Segment Start: Data excerpts
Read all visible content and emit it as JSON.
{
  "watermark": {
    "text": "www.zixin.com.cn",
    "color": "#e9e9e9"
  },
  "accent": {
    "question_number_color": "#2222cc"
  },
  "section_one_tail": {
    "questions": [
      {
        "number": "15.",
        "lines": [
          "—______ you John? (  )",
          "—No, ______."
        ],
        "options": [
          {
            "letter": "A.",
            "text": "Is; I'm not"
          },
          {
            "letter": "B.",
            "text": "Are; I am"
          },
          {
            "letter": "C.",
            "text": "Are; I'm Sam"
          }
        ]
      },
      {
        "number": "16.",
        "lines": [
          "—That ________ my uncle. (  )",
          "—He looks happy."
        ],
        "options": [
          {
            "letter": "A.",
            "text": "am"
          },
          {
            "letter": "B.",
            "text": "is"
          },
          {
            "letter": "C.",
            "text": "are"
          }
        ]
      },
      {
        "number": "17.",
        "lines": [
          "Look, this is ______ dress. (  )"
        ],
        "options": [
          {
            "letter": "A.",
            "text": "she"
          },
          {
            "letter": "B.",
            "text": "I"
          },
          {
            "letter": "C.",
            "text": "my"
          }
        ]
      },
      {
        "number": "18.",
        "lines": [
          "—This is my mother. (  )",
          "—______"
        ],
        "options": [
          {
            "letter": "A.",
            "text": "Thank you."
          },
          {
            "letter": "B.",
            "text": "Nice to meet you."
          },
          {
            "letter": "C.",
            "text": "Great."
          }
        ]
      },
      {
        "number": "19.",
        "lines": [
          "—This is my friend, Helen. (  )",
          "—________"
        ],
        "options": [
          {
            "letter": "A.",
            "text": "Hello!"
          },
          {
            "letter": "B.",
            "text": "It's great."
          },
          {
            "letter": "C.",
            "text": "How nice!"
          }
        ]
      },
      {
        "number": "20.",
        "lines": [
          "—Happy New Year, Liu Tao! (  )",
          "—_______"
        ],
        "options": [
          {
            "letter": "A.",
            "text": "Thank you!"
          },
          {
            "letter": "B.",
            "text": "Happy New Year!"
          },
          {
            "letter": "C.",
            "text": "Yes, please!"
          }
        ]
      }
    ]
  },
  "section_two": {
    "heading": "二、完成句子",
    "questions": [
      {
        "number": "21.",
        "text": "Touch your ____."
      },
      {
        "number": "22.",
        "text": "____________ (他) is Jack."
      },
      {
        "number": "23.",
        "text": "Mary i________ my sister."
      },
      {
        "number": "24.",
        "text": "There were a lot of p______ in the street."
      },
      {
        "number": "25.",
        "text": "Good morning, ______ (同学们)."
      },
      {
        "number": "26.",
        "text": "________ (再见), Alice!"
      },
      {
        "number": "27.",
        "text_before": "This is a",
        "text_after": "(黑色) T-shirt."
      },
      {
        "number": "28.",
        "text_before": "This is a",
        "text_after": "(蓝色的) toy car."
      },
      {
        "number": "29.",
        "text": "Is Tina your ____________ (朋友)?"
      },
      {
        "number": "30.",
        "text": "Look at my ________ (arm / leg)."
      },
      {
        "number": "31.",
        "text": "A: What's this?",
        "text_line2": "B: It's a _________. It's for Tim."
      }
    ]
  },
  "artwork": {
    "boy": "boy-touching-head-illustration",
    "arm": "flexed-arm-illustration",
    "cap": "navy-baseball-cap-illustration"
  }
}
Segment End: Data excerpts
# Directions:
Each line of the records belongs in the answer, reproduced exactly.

# Solved problem:
Read all visible content and emit it as JSON.
{
  "watermark": {
    "text": "www.zixin.com.cn",
    "color": "#e9e9e9"
  },
  "accent": {
    "question_number_color": "#2222cc"
  },
  "section_one_tail": {
    "questions": [
      {
        "number": "15.",
        "lines": [
          "—______ you John? (  )",
          "—No, ______."
        ],
        "options": [
          {
            "letter": "A.",
            "text": "Is; I'm not"
          },
          {
            "letter": "B.",
            "text": "Are; I am"
          },
          {
            "letter": "C.",
            "text": "Are; I'm Sam"
          }
        ]
      },
      {
        "number": "16.",
        "lines": [
          "—That ________ my uncle. (  )",
          "—He looks happy."
        ],
        "options": [
          {
            "letter": "A.",
            "text": "am"
          },
          {
            "letter": "B.",
            "text": "is"
          },
          {
            "letter": "C.",
            "text": "are"
          }
        ]
      },
      {
        "number": "17.",
        "lines": [
          "Look, this is ______ dress. (  )"
        ],
        "options": [
          {
            "letter": "A.",
            "text": "she"
          },
          {
            "letter": "B.",
            "text": "I"
          },
          {
            "letter": "C.",
            "text": "my"
          }
        ]
      },
      {
        "number": "18.",
        "lines": [
          "—This is my mother. (  )",
          "—______"
        ],
        "options": [
          {
            "letter": "A.",
            "text": "Thank you."
          },
          {
            "letter": "B.",
            "text": "Nice to meet you."
          },
          {
            "letter": "C.",
            "text": "Great."
          }
        ]
      },
      {
        "number": "19.",
        "lines": [
          "—This is my friend, Helen. (  )",
          "—________"
        ],
        "options": [
          {
            "letter": "A.",
            "text": "Hello!"
          },
          {
            "letter": "B.",
            "text": "It's great."
          },
          {
            "letter": "C.",
            "text": "How nice!"
          }
        ]
      },
      {
        "number": "20.",
        "lines": [
          "—Happy New Year, Liu Tao! (  )",
          "—_______"
        ],
        "options": [
          {
            "letter": "A.",
            "text": "Thank you!"
          },
          {
            "letter": "B.",
            "text": "Happy New Year!"
          },
          {
            "letter": "C.",
            "text": "Yes, please!"
          }
        ]
      }
    ]
  },
  "section_two": {
    "heading": "二、完成句子",
    "questions": [
      {
        "number": "21.",
        "text": "Touch your ____."
      },
      {
        "number": "22.",
        "text": "____________ (他) is Jack."
      },
      {
        "number": "23.",
        "text": "Mary i________ my sister."
      },
      {
        "number": "24.",
        "text": "There were a lot of p______ in the street."
      },
      {
        "number": "25.",
        "text": "Good morning, ______ (同学们)."
      },
      {
        "number": "26.",
        "text": "________ (再见), Alice!"
      },
      {
        "number": "27.",
        "text_before": "This is a",
        "text_after": "(黑色) T-shirt."
      },
      {
        "number": "28.",
        "text_before": "This is a",
        "text_after": "(蓝色的) toy car."
      },
      {
        "number": "29.",
        "text": "Is Tina your ____________ (朋友)?"
      },
      {
        "number": "30.",
        "text": "Look at my ________ (arm / leg)."
      },
      {
        "number": "31.",
        "text": "A: What's this?",
        "text_line2": "B: It's a _________. It's for Tim."
      }
    ]
  },
  "artwork": {
    "boy": "boy-touching-head-illustration",
    "arm": "flexed-arm-illustration",
    "cap": "navy-baseball-cap-illustration"
  }
}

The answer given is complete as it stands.